In the article “ Fear Appeal Effects in the Field: A Segmentation Approach”, the authors state that the response of people to fear instilling advertisements can be generalized as per the segmentation approaches of personality, usage and socioeconomic segmentation. In case of personality, self esteem has received a lot of scholarly attention and the studies conducted show self esteem to be negatively related to the level of expressed fear. In case of usage, Low Relevance Hypothesis by Ray-Wilkie is important.
The hypothesis states that non-ownership equals low relevance and low relevance is associated with greater responsiveness to fear appeal. On similar lines, authors in the article “ Fear: The Potential of an Appeal Neglected by Marketing” state that fear appeal is most effective on those who do not see themselves as a part of the market for the recommended product or brand and so, fear appeals prove to be more successful in creating new segments rather than selling to the old ones.

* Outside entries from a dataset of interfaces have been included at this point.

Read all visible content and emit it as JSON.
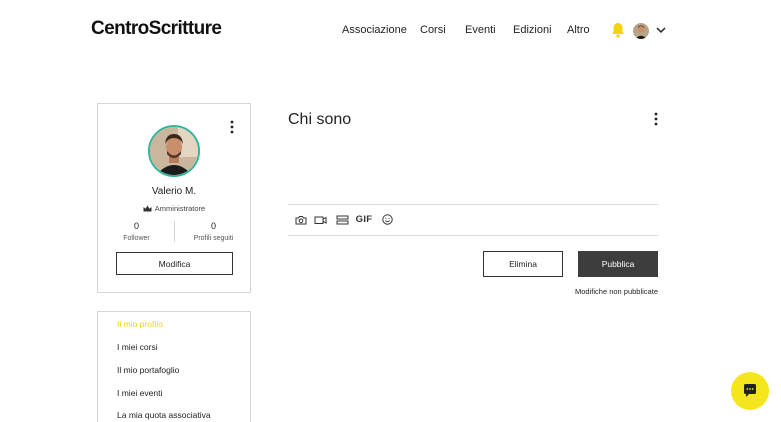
{
  "header": {
    "logo": "CentroScritture",
    "nav": [
      {
        "label": "Associazione"
      },
      {
        "label": "Corsi"
      },
      {
        "label": "Eventi"
      },
      {
        "label": "Edizioni"
      },
      {
        "label": "Altro"
      }
    ]
  },
  "profile": {
    "name": "Valerio M.",
    "role": "Amministratore",
    "followers_count": "0",
    "followers_label": "Follower",
    "following_count": "0",
    "following_label": "Profili seguiti",
    "edit_label": "Modifica"
  },
  "side_menu": {
    "items": [
      {
        "label": "Il mio profilo"
      },
      {
        "label": "I miei corsi"
      },
      {
        "label": "Il mio portafoglio"
      },
      {
        "label": "I miei eventi"
      },
      {
        "label": "La mia quota associativa"
      }
    ],
    "active": "Il mio profilo"
  },
  "about": {
    "title": "Chi sono",
    "gif_label": "GIF",
    "delete_label": "Elimina",
    "publish_label": "Pubblica",
    "status": "Modifiche non pubblicate"
  },
  "colors": {
    "accent_yellow": "#f2d312",
    "chat_yellow": "#f5e51c",
    "avatar_ring": "#32b39a",
    "publish_bg": "#3d3d3d",
    "border": "#d6d6d6"
  },
  "icons": [
    "bell-icon",
    "chevron-down-icon",
    "more-vertical-icon",
    "crown-icon",
    "camera-icon",
    "video-icon",
    "divider-icon",
    "emoji-icon",
    "chat-icon"
  ]
}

Socioeconomic segmentation, however, has not received as much critical scrutiny as per the authors of “ Fear Appeal Effects in the Field: A Segmentation Approach”. But studies by Haefner and Singer seem to suggest that fear appeals work better with lower socioeconomic classes than the upper ones. Thus, different categories of people have different thresholds beyond which energy starts getting replaced by anxiety and this anxiety has undesirable consequences for the action that is desired by the advertiser.

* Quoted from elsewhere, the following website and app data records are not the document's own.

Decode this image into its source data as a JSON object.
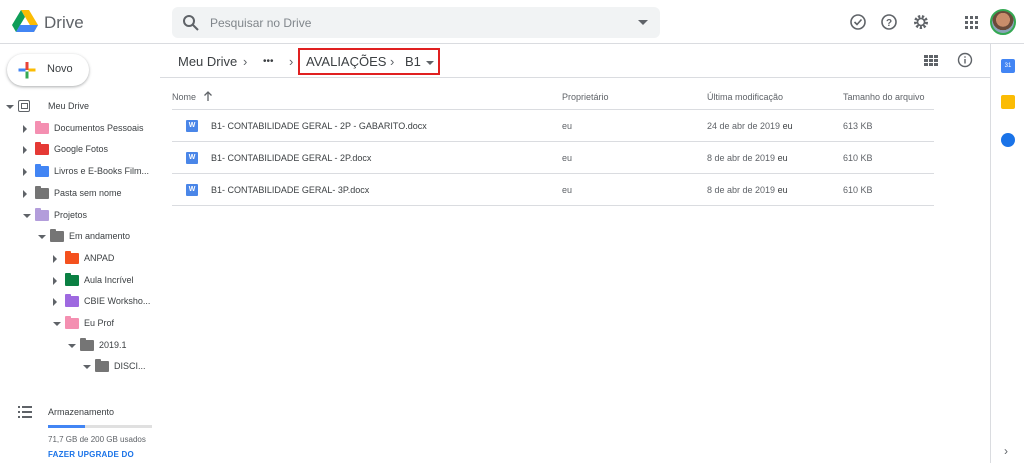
{
  "header": {
    "app_name": "Drive",
    "search_placeholder": "Pesquisar no Drive"
  },
  "sidebar": {
    "new_label": "Novo",
    "tree": [
      {
        "label": "Meu Drive",
        "expanded": true,
        "level": 0,
        "icon": "drive-icon"
      },
      {
        "label": "Documentos Pessoais",
        "expanded": false,
        "level": 1,
        "color": "#f48fb1"
      },
      {
        "label": "Google Fotos",
        "expanded": false,
        "level": 1,
        "color": "#e53935"
      },
      {
        "label": "Livros e E-Books Film...",
        "expanded": false,
        "level": 1,
        "color": "#4285f4"
      },
      {
        "label": "Pasta sem nome",
        "expanded": false,
        "level": 1,
        "color": "#757575"
      },
      {
        "label": "Projetos",
        "expanded": true,
        "level": 1,
        "color": "#b39ddb"
      },
      {
        "label": "Em andamento",
        "expanded": true,
        "level": 2,
        "color": "#757575"
      },
      {
        "label": "ANPAD",
        "expanded": false,
        "level": 3,
        "color": "#f4511e"
      },
      {
        "label": "Aula Incrível",
        "expanded": false,
        "level": 3,
        "color": "#0b8043"
      },
      {
        "label": "CBIE Worksho...",
        "expanded": false,
        "level": 3,
        "color": "#9e69e0"
      },
      {
        "label": "Eu Prof",
        "expanded": true,
        "level": 3,
        "color": "#f48fb1"
      },
      {
        "label": "2019.1",
        "expanded": true,
        "level": 4,
        "color": "#757575"
      },
      {
        "label": "DISCI...",
        "expanded": true,
        "level": 5,
        "color": "#757575"
      }
    ],
    "storage": {
      "title": "Armazenamento",
      "usage_text": "71,7 GB de 200 GB usados",
      "used_fraction": 0.36,
      "upgrade_label": "FAZER UPGRADE DO"
    }
  },
  "breadcrumb": {
    "root": "Meu Drive",
    "ellipsis": "•••",
    "folder": "AVALIAÇÕES",
    "current": "B1"
  },
  "table": {
    "columns": [
      "Nome",
      "Proprietário",
      "Última modificação",
      "Tamanho do arquivo"
    ],
    "rows": [
      {
        "name": "B1- CONTABILIDADE GERAL - 2P - GABARITO.docx",
        "owner": "eu",
        "modified": "24 de abr de 2019",
        "modified_by": "eu",
        "size": "613 KB"
      },
      {
        "name": "B1- CONTABILIDADE GERAL - 2P.docx",
        "owner": "eu",
        "modified": "8 de abr de 2019",
        "modified_by": "eu",
        "size": "610 KB"
      },
      {
        "name": "B1- CONTABILIDADE GERAL- 3P.docx",
        "owner": "eu",
        "modified": "8 de abr de 2019",
        "modified_by": "eu",
        "size": "610 KB"
      }
    ]
  },
  "icons": {
    "file_type_letter": "W"
  },
  "colors": {
    "accent": "#1a73e8",
    "highlight_box": "#e02020"
  }
}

But the repercussions can move far beyond and this is where the ethical dimension to the whole discussion regarding the use of fear appeal comes in. The ethical questions that get thrown up are whether such advertisements can lead to an increase the general anxiety levels in the society, whether anxiety does actually get reduced after purchasing and using the product and what happens if the proposed solution does not have an clear cut effect on the issue it claims to cure.
This last bit is particularly significant since the use of fear appeal may create false expectations in the minds of the audience, non-fulfillment of which may increase the anxiety levels. Another important point to be noted is that fear appeals may also play a role in perpetuating the existence of adverse social norms. For instance, driving an old car is a social stigma may be the theme of an advertisement of a car intending to play on the emotion of fear related to social stigma. This advertisement may make the social stigma attached to driving an old car more widespread than it actually might be.
In conclusion, it can be said that adopting the strategy of fear for advertisements effectively requires the advertiser to answer a lot of questions ranging from the appropriate levels of fear for their target audience to the broader social consequences of using this appeal. However, there exists no exact formula for answering these questions. Consistent results with regard to fear appeals evade the industry and so, a lot of discretion has to be exercised on the part of the advertiser but this discretion must be backed by sound research.
XXX REFERENCES – 1. Do We Really Know the Effects of Using ” Fear” Appeals by Herbert Kay 2. Fear Appeal Effects in the Field: A Segmentation Approach by John J. Burnett and Richard L. Oliver 3. Fear Appeals in Marketing. A Social Perspective by Homer E. Spence and Reza Moinpour 4. Fear: The Potential of an Appeal Neglected by Marketing by Michael L. Ray and William L. Wilkie 5. Fear Appeals in Print Advertising: An Analysis of Arousal and Ad Response by Tony L. Henthorne, Michael S. LaTour, Rajan Nataraajan